State how many lines in the entries below contain "Dial". Write nothing but the number.

RECORDS SUPPLIED:
[Start of Attachment]

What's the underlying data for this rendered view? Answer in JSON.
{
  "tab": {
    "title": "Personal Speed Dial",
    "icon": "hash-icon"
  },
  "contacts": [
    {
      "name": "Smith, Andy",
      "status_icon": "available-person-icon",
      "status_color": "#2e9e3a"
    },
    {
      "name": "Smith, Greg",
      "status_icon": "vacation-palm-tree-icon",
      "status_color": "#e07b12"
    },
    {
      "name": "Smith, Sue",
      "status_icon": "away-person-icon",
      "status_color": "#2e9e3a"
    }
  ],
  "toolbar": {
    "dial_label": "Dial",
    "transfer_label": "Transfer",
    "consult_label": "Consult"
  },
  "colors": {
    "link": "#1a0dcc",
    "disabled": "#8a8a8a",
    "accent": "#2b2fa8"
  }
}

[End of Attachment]

RESULT OF THE TASK:
2